Taiwan Dollar Forwards Touch Two-Week High on ECB Bond-Buy Plan

Taiwan dollar forwards touched the strongest level in more than two weeks on optimism European Central Bank President Mario Draghi will announce details of a bond-buying plan to tame the region’s debt crisis.

Draghi’s proposal involves unlimited purchases of government debt, two central bank officials briefed on the plan said. South Korea’s Finance Ministry said today an economic slowdown and Europe’s debt crisis are hurting consumer and business sentiment, after paring its second-quarter growth estimate to 0.3 percent from 0.4 percent.

“Expectation for ECB action is running very high,” said Wee-Khoon Chong, a fixed-income strategist at Societe Generale SA in Hong Kong. “Export growth continues to weigh on Asia’s economies. The central banks’ focus is expected to be firmly on growth.”

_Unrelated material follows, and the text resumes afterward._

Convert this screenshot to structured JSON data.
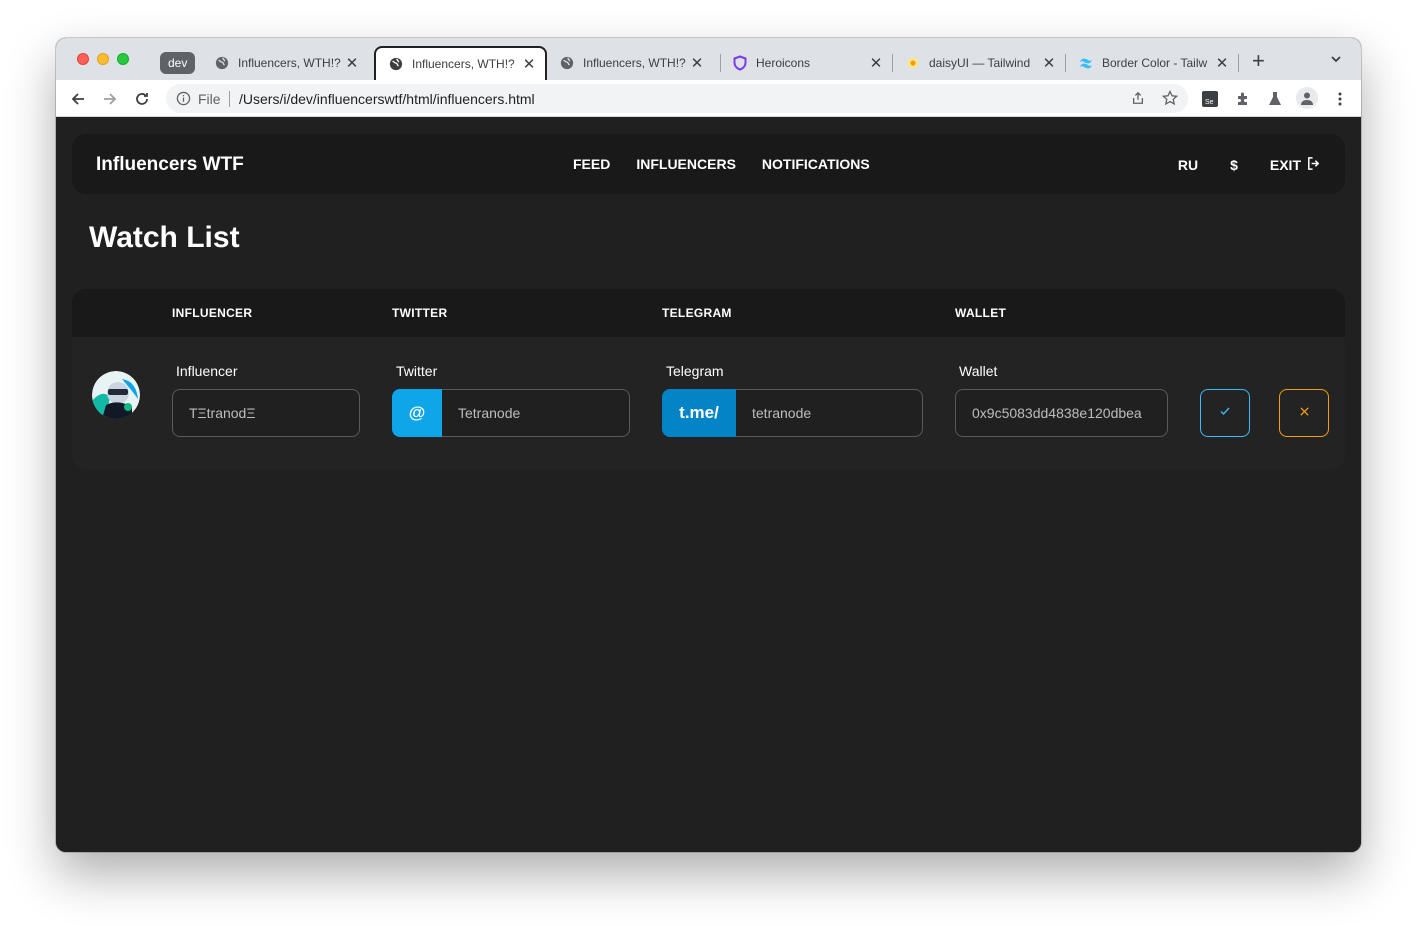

One-month non-deliverable forwards climbed 0.1 percent to NT$29.810 per dollar, according to data compiled by Bloomberg. They touched NT$29.785 earlier, the highest since Aug. 22.

The Taiwan dollar was little changed at NT$29.902 against its U.S. counterpart, according to Taipei Forex Inc. It reached NT$29.801 earlier, the strongest level since July 6, One-month implied volatility in the currency, a measure of exchange-rate swings used to price options, held at 3.6 percent.

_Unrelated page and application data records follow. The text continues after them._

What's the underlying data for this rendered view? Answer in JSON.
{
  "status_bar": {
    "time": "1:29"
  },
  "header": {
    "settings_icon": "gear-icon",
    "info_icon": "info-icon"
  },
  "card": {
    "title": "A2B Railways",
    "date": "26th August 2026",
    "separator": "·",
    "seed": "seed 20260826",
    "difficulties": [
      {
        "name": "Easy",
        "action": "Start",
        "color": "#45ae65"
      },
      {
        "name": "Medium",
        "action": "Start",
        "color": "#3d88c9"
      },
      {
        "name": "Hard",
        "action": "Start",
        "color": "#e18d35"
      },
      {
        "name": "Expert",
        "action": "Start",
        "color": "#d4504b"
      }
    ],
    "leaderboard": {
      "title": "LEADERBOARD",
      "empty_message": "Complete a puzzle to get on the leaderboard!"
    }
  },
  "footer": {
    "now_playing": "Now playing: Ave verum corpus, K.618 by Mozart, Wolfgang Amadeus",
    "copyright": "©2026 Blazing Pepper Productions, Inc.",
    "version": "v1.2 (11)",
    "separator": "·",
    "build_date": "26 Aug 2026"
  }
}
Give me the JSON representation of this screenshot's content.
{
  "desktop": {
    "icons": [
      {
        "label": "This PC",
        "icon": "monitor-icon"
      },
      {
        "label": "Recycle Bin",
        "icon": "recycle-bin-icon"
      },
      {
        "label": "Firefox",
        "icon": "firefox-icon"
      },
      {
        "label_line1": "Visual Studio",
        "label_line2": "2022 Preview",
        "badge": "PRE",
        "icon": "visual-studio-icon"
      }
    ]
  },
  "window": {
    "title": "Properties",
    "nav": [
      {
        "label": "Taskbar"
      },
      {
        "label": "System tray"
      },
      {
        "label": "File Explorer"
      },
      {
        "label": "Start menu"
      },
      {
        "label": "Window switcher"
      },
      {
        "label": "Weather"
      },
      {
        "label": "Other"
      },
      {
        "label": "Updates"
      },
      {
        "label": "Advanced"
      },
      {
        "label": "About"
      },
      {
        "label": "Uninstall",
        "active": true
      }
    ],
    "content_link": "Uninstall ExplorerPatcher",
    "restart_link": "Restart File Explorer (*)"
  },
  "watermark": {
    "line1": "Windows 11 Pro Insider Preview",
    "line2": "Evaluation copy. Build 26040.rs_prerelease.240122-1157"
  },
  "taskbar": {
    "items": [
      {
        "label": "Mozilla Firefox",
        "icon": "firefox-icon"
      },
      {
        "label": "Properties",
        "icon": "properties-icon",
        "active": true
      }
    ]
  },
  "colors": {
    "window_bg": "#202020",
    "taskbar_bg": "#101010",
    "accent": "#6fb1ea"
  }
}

Investors are also waiting for U.S. jobs data due tomorrow. Payrolls grew at a weaker pace in August and unemployment exceeded 8 percent for a 43rd month, economists forecast before the Labor Department report. Federal Reserve Chairman Ben S. Bernanke said at Jackson Hole, Wyoming, last week that he wouldn’t rule out more stimulus to revive growth.

Government bonds were steady. The yield on Taiwan’s 1.125 percent notes due September 2022 was little changed at 1.165 percent, according to Gretai Securities Market. The overnight money-market rate held at 0.39 percent, according to a weighted average compiled by the Taiwan Interbank Money Center.

To contact the reporter on this story: Andrea Wong in Taipei at awong268@bloomberg.net

To contact the editor responsible for this story: James Regan at jregan19@bloomberg.net

Press spacebar to pause and continue. Press esc to stop.

Bloomberg reserves the right to remove comments but is under no obligation to do so, or to explain individual moderation decisions.

Please enable JavaScript to view the comments powered by Disqus.